“Do I what?”

“Do you love me?”

“You’re a fool.”

“I know. But do you love me?”

“Do I love you? For twenty-five years I’ve washed your clothes, cooked your meals, cleaned your house given you children, milked the cow after twenty-five years, why talk about love right now?”

“Golde, the first time I met you was on our wedding day. I was scared”

“I was shy.”

“I was nervous.”

“So was I.”

“But my father and my mother said we’d learn to love each other and now I’m asking, Golde:
Do you love me?”

“I’m your wife.”

“I know.
But do you love me?”

“Do I love him?
For twenty-five years I’ve lived with him fought him, starved with him twenty-five years my bed is his if that’s not love, what is?”

“Then you love me?”

“I suppose I do.”

“And I suppose I love you too.”

“It doesn’t change a thing, but even so, after twenty-five years it’s nice to know.”



sometimes we’re quick to write people off, to say thay’re beyond help and hope. we disregard the good they’ve done and say that because of some mistake or sin they are no longer useful or worth being saved.

how unlike Jesus.

the great Gospel message – the Good News that is for all people – is that no one is beyond redemption.

and when people stumble
and when people fall
like Jesus
are called to be in the business
of redemption.


i fear appeasement is a dangerous road. it is not unity, but merely the appearance of it. there is no more unity after today than before. we must take care, lest we find ourselves unified around an empty nothing.


“As we enter into this week, I pray that you would contemplate with me the nature of Christ – the one who allows such betrayal, who opens himself to such betrayal and somehow manifests love in the most trying of circumstances. I know that’s easy for us to talk about, and it’s really hard when we’re in the trenches trying to love people who seem unlovable, whose words and actions cut to the very core of who we are – it’s the hardest time to love.

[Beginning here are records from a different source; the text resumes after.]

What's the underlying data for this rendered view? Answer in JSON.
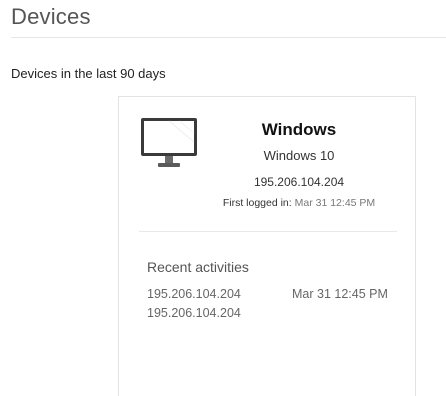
{
  "page": {
    "title": "Devices",
    "subtitle": "Devices in the last 90 days"
  },
  "device": {
    "icon": "monitor-icon",
    "name": "Windows",
    "os": "Windows 10",
    "ip": "195.206.104.204",
    "first_logged_label": "First logged in:",
    "first_logged_value": "Mar 31 12:45 PM"
  },
  "recent": {
    "title": "Recent activities",
    "items": [
      {
        "ip": "195.206.104.204",
        "time": "Mar 31 12:45 PM"
      },
      {
        "ip": "195.206.104.204",
        "time": ""
      }
    ]
  }
}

Yet as we read the scriptures – especially as we walk toward the cross this week – it seems to define the essence of Christianity in so many ways.”

-Chris Seay (3/20/2005) listen here

would anyone really notice?

If we weren’t here
would anyone really notice?

If our city set on a hill became overgrown with trees and vines, would it change the way people thought in the valley?

Is the measure of our effectiveness
bodies in pews
successful programs
comfortable budgets?

Or do we measure success
one person at a time?

If we weren’t here,
would anyone really notice?

Would they feel a bit less condemned
a little more respected?

If we weren’t here
would people miss
our television preachers?
our moral majority?

Is it possible that people be able to see God a little more clearly
if it weren’t for his followers?

Your love for one another will prove to the world that you are my disciples.

walk by the light we have

a quick thought inspired by this morning’s class:

we all walk by the light we have.

very profound when you think of it. perhaps there will be more expounding later.

for now there is bed.

a little bit of human in every one of us

It was wonderful to watch them put aside the suspicions and fears they carry with them so often and just have fun being kids. It was a good reminder that there is at least a little bit of human in every one of us, and sometimes the conditions just have to be right before it comes out. As I look at these guys, I see lives that have been dehumanized so much – forced into situations where the good that is inside of them is repressed and forced into some dark corner, only to be let out at rare intervals. But as I’ve told so many people on the outside who ask, I think that these kids desperately wantnothing more than to be kids. – to be accepted, to be human.

In ways, it’s nothing more than any of us want. We all want to be accepted ant to be able to be ourselves. We all, I think, find joy in service, and in having fun. I think that a lot of us enjoy casting aside the cares of the world for a while. I think that the difference between them and us is that we are able to do it so much more often. These guys have such a deep desire to be accepted and appreciated that I think they would give up anything for it, if indeed they had anything to give.

nairobi, kenya
28 July 2001

o fortuna

o fortuna
velut luna
statu variabilis,
semper crescis
aut decrescis;

o fortune
like the moon
you are changeable,
ever waxing
and waning;

from carmina burana